Interface dataset entries
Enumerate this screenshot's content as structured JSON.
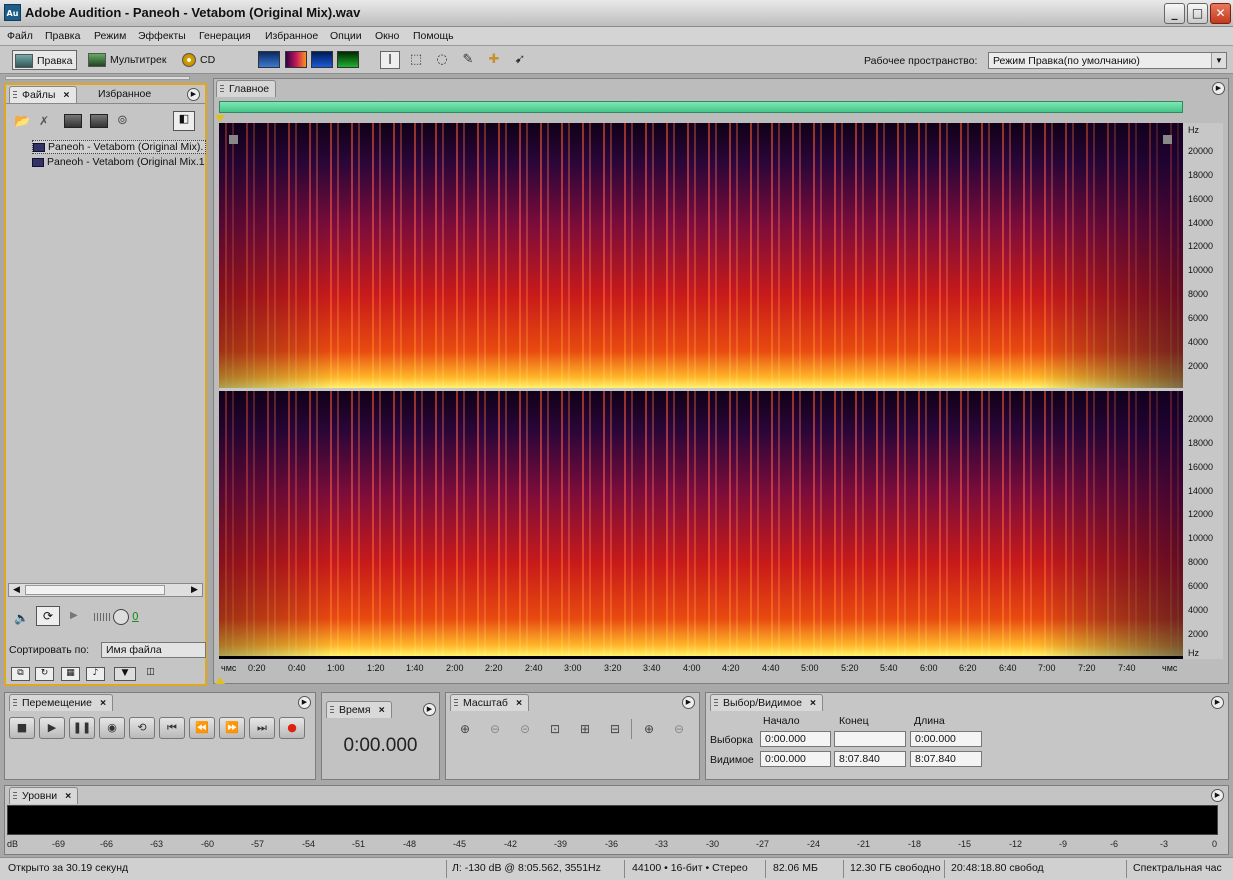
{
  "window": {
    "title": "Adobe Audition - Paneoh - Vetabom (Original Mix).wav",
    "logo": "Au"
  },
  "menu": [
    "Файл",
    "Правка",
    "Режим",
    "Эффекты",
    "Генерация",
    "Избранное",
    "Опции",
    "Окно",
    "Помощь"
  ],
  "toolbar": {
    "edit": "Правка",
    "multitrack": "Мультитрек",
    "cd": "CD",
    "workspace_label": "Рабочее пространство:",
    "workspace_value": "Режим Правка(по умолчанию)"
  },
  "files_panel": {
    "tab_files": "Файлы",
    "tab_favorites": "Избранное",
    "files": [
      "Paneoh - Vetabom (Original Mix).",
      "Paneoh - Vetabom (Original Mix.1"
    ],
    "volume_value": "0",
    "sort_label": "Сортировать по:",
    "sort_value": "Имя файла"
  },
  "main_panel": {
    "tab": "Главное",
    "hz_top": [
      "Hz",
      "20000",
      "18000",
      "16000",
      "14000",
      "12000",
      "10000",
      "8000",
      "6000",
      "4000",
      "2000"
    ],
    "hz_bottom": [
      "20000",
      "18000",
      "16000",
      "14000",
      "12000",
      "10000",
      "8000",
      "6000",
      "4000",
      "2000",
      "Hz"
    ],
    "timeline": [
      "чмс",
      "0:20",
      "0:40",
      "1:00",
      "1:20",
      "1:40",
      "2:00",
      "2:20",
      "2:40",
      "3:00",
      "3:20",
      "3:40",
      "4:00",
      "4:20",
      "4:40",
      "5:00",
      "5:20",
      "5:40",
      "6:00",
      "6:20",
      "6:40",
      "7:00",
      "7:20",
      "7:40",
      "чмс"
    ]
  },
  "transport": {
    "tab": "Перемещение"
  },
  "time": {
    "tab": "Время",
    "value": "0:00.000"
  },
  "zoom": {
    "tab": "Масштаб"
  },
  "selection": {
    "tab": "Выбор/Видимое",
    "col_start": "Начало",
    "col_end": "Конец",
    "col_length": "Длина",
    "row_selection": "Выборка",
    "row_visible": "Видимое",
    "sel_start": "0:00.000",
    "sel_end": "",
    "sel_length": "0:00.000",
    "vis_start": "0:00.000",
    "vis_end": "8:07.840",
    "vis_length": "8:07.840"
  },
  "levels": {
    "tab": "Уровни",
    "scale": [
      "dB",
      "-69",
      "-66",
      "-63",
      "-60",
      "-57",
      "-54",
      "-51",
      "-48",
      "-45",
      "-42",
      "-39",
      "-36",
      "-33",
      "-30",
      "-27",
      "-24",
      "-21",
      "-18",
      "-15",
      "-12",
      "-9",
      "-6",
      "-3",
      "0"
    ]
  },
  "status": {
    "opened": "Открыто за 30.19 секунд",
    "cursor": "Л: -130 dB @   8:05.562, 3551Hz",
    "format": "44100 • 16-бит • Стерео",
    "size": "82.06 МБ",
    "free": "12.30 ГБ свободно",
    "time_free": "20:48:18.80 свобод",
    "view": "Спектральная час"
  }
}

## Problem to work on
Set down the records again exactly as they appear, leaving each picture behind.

## Output
Enumerate this screenshot's content as structured JSON.
{
  "window": {
    "title": "Adobe Audition - Paneoh - Vetabom (Original Mix).wav",
    "logo": "Au"
  },
  "menu": [
    "Файл",
    "Правка",
    "Режим",
    "Эффекты",
    "Генерация",
    "Избранное",
    "Опции",
    "Окно",
    "Помощь"
  ],
  "toolbar": {
    "edit": "Правка",
    "multitrack": "Мультитрек",
    "cd": "CD",
    "workspace_label": "Рабочее пространство:",
    "workspace_value": "Режим Правка(по умолчанию)"
  },
  "files_panel": {
    "tab_files": "Файлы",
    "tab_favorites": "Избранное",
    "files": [
      "Paneoh - Vetabom (Original Mix).",
      "Paneoh - Vetabom (Original Mix.1"
    ],
    "volume_value": "0",
    "sort_label": "Сортировать по:",
    "sort_value": "Имя файла"
  },
  "main_panel": {
    "tab": "Главное",
    "hz_top": [
      "Hz",
      "20000",
      "18000",
      "16000",
      "14000",
      "12000",
      "10000",
      "8000",
      "6000",
      "4000",
      "2000"
    ],
    "hz_bottom": [
      "20000",
      "18000",
      "16000",
      "14000",
      "12000",
      "10000",
      "8000",
      "6000",
      "4000",
      "2000",
      "Hz"
    ],
    "timeline": [
      "чмс",
      "0:20",
      "0:40",
      "1:00",
      "1:20",
      "1:40",
      "2:00",
      "2:20",
      "2:40",
      "3:00",
      "3:20",
      "3:40",
      "4:00",
      "4:20",
      "4:40",
      "5:00",
      "5:20",
      "5:40",
      "6:00",
      "6:20",
      "6:40",
      "7:00",
      "7:20",
      "7:40",
      "чмс"
    ]
  },
  "transport": {
    "tab": "Перемещение"
  },
  "time": {
    "tab": "Время",
    "value": "0:00.000"
  },
  "zoom": {
    "tab": "Масштаб"
  },
  "selection": {
    "tab": "Выбор/Видимое",
    "col_start": "Начало",
    "col_end": "Конец",
    "col_length": "Длина",
    "row_selection": "Выборка",
    "row_visible": "Видимое",
    "sel_start": "0:00.000",
    "sel_end": "",
    "sel_length": "0:00.000",
    "vis_start": "0:00.000",
    "vis_end": "8:07.840",
    "vis_length": "8:07.840"
  },
  "levels": {
    "tab": "Уровни",
    "scale": [
      "dB",
      "-69",
      "-66",
      "-63",
      "-60",
      "-57",
      "-54",
      "-51",
      "-48",
      "-45",
      "-42",
      "-39",
      "-36",
      "-33",
      "-30",
      "-27",
      "-24",
      "-21",
      "-18",
      "-15",
      "-12",
      "-9",
      "-6",
      "-3",
      "0"
    ]
  },
  "status": {
    "opened": "Открыто за 30.19 секунд",
    "cursor": "Л: -130 dB @   8:05.562, 3551Hz",
    "format": "44100 • 16-бит • Стерео",
    "size": "82.06 МБ",
    "free": "12.30 ГБ свободно",
    "time_free": "20:48:18.80 свобод",
    "view": "Спектральная час"
  }
}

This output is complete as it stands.